According to a survey done for the Wisconsin Nursery Association by the Wisconsin Agricultural Statistics Service in 2002, the economic impact of the state’s green industry is $2.7 billion. But many Wisconsinites would argue it’s the native flowers, trees, shrubs, evergreens, grasses, and the dedicated professionals behind the scenes that reflect the true value and beauty of the state’s green industry.
“We love to grow plants. That’s what we’re all about,” says Tom Buechel, who’s been in the industry for almost 20 years and is head of production at McKay Nursery Company based in Waterloo, Wis.
Established in 1897, McKay Nursery leads by example with sustainable practices for plant products grown on its 2,000-plus acres. This includes growing a range of native plants such as silky and gray dogwoods, eastern hemlock, and the popular aronia shrubs, also known as chokeberry. Using native plants in Wisconsin gardens and landscapes has become a growing trend among customers that preserves the past and protects the future by maintaining natural habitats and preventing soil erosion.
“It’s all about trying to find a balance, and the industry has made great strides at becoming better stewards of the land,” says Buechel. “We’re using cover crops to cushion the land, and we’ve seen great improvements in recycling water.”
For Buechel, it’s more than growing an excellent product; it’s understanding how that process affects the land that makes a difference.
Over the years, he has watched the industry face numerous challenges from adapting to online shopping to monitoring and preventing the spread of new insects and diseases.
“One of our best plants was autumn purple ash, and we no longer sell it, or any ash. It’s pretty detrimental.”
A New Approach To Certification
To better ensure plants are pest-free before they’re sold or shipped, Wisconsin’s Department of Agriculture, Trade and Consumer Protection (DATCP) has partnered with the National Plant Board to pilot a new program called SANC, or Systems Approach to Nursery Certification. McKay Nursery is a partner in the pilot program.

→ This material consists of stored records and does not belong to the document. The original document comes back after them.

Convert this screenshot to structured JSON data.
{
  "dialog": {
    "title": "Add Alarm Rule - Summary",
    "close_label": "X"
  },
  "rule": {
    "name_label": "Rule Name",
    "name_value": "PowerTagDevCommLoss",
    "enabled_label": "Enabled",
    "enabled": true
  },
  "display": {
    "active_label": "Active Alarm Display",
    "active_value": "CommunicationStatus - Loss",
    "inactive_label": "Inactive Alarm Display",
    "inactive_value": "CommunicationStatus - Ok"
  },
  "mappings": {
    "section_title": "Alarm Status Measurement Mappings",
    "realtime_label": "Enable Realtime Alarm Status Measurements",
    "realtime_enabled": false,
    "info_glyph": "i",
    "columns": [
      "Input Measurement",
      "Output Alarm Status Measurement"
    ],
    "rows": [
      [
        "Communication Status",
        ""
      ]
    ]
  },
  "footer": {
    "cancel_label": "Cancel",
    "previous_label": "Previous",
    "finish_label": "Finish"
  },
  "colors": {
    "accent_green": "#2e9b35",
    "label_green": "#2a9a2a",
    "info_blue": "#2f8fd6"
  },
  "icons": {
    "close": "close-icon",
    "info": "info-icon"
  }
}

“To beat the pests, we have to do these things,” Buechel says. “SANC will help us look at all the procedures that affect the ways we ship plants.”
Through the program’s risk assessment protocol, growers can identify and control critical areas where pests are likely to be introduced.
Looking to the future, education and training will be key for nurseries to grow the most vigorous, healthy and pest-free stock available, and certifications like SANC may well become standard procedure throughout the industry.
“Continuous improvement has always been a focus at our company, so we’re ready for it. Likewise, I see Wisconsin’s nursery industry continuing to strive to keep plant quality high,” says Buechel.
Phytosanitary Certification: Another Safeguard
With quarantines issued in place across the state for gypsy moth, emerald ash borer and pine shoot beetle, most nurseries are well-versed in phytosanitary certification; however, they are also required for a variety of agricultural products, including lumber and grains.
“In order to obtain a phytosanitary certificate, the shipment must be free of certain insects and diseases that the importing country deems to be injurious,” says Bo DeLong, vice president of grain operations for The DeLong Company, which has been exporting grains overseas since the late 1980s. Whether the company is shipping to China, Indonesia or Mexico, DeLong says, these certificates are vital to ensure unwanted pests don’t enter the export channel.
DATCP’s efforts in setting records for certificates issued not only signals more products being sold and shipped, but also the reassuring fact that due diligence is being practiced across the state’s agriculture industry.